[The trade in marijuana] has led to an increase in drive-by shootings in Canada by rival dealers, and to "grow-rips," in which competing clans break into growers' houses to steal their crops, according to Canadian police. The body of the suspected ringleader of a trafficking group was found stabbed in the neck in a ditch in Coeur d'Alene, Idaho, in November 2002. "It's still a dangerous drug," says James Capra, the DEA's chief of domestic operations. "People are killing each other over it."
"If the perception is that it will be easier to get marijuana in Canada ... then it creates problems at the border," Paul Cellucci, U.S. ambassador to Canada, said at a Toronto Board of Trade dinner in February.Now here’s a more subtle argument that gets to the heart of the matter. A situation where a commodity is criminalized in most countries but much more easily available in one or a few creates market distortions with predictable consequences. One is the almost inevitable development of an illicit trade.
Another likely consequence is what the Netherlands, under pressure from its neighbors, is now characterizing as the problem of “drugs tourism”. That consumers of a particular good in a particular country incur costs when their country criminalizes that good is not disputed. What is not often mentioned (perhaps it’s considered too obvious to bother acknowledging) is that endless waves of feckless youngsters out to consume a substance that knocks a couple dozen points off their IQs create negative externalities of their own. (None of which is to say that their tourist dollars don’t make up for it, just that there are negative externalities for the more liberal country.)

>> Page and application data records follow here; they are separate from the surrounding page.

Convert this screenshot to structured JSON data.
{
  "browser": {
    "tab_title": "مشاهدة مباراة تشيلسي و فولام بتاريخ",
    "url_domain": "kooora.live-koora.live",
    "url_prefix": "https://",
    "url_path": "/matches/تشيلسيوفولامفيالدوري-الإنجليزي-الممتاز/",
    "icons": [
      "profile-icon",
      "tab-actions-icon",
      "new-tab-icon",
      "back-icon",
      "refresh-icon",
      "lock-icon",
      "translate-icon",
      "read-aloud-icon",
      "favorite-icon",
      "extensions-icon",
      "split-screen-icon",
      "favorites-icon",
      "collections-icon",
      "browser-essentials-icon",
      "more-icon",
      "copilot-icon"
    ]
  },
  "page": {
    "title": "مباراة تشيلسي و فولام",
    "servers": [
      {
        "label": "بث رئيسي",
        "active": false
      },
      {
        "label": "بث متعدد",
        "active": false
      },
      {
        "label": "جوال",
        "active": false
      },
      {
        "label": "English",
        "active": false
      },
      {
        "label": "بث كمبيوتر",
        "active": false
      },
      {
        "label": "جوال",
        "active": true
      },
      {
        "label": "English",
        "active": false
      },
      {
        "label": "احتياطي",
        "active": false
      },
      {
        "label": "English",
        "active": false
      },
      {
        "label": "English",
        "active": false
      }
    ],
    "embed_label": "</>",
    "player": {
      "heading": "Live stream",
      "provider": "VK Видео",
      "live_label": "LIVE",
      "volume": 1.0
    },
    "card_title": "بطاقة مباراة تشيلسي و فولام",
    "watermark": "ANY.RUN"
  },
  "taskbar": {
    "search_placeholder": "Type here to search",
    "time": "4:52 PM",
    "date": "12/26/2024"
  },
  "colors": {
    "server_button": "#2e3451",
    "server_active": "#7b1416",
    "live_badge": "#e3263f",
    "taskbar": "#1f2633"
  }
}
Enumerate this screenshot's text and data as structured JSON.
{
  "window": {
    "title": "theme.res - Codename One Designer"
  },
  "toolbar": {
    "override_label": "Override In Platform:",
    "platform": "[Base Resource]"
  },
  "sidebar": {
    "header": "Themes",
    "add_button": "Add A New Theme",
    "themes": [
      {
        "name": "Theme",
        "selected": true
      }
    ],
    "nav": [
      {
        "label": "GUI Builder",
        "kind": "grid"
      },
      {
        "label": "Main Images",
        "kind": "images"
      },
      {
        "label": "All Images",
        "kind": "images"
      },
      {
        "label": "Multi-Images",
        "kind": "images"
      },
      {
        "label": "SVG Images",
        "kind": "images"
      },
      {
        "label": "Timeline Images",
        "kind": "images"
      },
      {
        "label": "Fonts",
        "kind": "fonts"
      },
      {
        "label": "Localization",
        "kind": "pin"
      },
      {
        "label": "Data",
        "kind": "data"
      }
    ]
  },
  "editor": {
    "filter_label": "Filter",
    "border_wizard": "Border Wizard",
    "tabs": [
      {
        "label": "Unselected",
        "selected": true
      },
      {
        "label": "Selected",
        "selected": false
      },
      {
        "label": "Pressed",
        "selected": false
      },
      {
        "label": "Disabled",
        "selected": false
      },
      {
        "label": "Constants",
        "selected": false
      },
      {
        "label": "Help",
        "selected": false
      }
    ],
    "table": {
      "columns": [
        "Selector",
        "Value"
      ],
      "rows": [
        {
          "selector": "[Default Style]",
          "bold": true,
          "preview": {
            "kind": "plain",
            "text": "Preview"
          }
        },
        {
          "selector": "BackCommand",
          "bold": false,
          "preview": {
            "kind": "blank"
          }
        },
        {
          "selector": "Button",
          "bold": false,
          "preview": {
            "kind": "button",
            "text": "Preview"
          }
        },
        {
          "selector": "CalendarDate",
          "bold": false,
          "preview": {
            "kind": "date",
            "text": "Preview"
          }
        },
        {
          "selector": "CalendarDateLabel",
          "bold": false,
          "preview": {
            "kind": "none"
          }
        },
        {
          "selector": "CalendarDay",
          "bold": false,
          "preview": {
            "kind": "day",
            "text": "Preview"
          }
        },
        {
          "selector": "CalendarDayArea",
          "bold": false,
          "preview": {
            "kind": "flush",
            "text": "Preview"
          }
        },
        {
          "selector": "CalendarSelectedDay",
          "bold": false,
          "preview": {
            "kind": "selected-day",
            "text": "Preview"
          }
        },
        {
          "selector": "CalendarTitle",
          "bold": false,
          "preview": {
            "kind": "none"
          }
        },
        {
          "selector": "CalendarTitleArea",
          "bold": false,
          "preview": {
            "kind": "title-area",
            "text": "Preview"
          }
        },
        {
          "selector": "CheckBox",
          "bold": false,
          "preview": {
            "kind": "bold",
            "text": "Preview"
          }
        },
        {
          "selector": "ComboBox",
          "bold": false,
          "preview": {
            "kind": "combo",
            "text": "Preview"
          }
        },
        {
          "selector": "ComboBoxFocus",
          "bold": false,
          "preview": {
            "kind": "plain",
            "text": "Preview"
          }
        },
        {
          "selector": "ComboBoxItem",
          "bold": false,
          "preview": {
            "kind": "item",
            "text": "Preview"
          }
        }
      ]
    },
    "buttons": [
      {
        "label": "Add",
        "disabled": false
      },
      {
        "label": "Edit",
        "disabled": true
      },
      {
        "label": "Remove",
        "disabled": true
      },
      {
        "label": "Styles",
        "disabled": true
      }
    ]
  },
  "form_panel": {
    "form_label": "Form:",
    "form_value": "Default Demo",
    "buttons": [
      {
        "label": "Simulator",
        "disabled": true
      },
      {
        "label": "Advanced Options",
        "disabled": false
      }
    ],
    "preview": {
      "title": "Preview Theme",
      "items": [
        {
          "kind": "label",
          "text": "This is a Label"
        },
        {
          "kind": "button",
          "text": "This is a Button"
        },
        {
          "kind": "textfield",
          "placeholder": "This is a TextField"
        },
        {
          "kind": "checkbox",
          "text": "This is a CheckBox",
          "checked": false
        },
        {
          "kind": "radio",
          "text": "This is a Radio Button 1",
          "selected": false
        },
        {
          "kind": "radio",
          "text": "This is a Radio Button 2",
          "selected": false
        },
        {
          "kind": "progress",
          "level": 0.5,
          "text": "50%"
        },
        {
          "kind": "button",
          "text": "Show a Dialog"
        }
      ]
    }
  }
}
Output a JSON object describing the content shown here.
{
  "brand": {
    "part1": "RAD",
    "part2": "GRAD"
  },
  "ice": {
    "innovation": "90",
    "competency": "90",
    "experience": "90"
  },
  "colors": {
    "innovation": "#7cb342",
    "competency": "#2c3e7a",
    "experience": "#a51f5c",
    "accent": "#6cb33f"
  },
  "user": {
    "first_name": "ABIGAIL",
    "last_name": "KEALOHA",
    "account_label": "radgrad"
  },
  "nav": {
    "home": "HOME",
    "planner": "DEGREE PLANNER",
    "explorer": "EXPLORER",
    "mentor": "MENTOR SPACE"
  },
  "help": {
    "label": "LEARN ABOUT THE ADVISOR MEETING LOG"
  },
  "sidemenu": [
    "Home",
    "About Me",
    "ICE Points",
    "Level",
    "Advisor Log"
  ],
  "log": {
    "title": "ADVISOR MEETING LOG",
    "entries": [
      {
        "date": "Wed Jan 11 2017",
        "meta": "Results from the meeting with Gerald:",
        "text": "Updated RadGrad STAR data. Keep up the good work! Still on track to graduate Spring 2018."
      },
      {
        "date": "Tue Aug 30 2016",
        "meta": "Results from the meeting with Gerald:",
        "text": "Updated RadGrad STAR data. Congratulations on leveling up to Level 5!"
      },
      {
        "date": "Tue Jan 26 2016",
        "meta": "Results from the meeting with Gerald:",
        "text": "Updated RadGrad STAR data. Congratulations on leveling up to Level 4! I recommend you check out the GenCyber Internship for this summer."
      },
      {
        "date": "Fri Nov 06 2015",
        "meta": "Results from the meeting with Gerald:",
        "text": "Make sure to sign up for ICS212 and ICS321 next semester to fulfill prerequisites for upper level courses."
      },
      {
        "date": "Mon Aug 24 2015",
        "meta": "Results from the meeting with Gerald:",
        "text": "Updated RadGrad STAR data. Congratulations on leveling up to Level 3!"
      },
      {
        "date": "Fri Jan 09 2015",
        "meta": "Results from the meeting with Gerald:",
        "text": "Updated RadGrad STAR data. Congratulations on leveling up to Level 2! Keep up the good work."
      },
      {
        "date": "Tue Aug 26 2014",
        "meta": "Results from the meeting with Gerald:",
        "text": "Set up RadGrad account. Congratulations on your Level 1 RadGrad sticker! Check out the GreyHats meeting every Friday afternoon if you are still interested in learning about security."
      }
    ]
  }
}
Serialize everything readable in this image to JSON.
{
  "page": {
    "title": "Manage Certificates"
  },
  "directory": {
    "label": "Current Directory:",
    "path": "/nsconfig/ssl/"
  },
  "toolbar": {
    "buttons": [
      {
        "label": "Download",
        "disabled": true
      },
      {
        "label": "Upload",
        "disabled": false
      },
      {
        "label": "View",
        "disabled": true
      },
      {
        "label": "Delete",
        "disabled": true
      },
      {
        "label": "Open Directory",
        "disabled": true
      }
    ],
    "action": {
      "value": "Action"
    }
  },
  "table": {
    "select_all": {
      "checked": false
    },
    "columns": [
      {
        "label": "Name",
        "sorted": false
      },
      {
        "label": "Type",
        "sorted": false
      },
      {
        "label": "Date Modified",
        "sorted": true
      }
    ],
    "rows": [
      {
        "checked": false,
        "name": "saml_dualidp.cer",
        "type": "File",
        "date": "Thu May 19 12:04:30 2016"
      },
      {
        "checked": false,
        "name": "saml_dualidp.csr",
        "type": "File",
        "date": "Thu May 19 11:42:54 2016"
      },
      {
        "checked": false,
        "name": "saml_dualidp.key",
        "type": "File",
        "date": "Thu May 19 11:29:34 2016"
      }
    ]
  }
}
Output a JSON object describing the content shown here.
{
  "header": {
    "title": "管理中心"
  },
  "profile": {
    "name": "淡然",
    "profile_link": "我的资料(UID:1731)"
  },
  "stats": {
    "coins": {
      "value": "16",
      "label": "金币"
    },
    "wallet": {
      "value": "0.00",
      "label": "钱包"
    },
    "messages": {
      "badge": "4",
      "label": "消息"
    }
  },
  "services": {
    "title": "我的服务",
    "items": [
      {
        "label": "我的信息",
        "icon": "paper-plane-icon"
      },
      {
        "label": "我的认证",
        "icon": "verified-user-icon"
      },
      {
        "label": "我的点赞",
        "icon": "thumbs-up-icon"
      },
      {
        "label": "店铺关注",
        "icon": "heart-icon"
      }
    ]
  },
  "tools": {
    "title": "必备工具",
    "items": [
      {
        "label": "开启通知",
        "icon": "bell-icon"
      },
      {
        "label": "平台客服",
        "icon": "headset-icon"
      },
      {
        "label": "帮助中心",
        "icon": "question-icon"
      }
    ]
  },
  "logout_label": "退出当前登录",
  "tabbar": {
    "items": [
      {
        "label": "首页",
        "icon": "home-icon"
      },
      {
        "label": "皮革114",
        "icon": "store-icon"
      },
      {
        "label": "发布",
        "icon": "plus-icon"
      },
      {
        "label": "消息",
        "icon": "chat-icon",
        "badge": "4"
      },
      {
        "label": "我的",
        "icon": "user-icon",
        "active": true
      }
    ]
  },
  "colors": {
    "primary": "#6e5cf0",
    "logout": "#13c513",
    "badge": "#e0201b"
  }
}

One can address the asymmetry by exerting pressure on the more liberal country to adopt the stricter country’s less tolerant approach, as the Bush Administration has done. Or one can address the negative externalities more specifically, such as the Netherlands’ trial ban on sales of ganja to foreigners in the border town of Maastricht. (As if that’s going to stop some entrepreneurial Dutchman from starting a “middleman” service.) Of course, the simplest thing would be decriminalization by the stricter country, eliminating the downward pressure on supply (and consequent upward pressure on price and profitability) that criminalization generates as well as the attraction to more unsavory elements of an in-demand commodity that cannot be legally traded. If the government is so inclined, it can regulate and tax the sh*t out of it.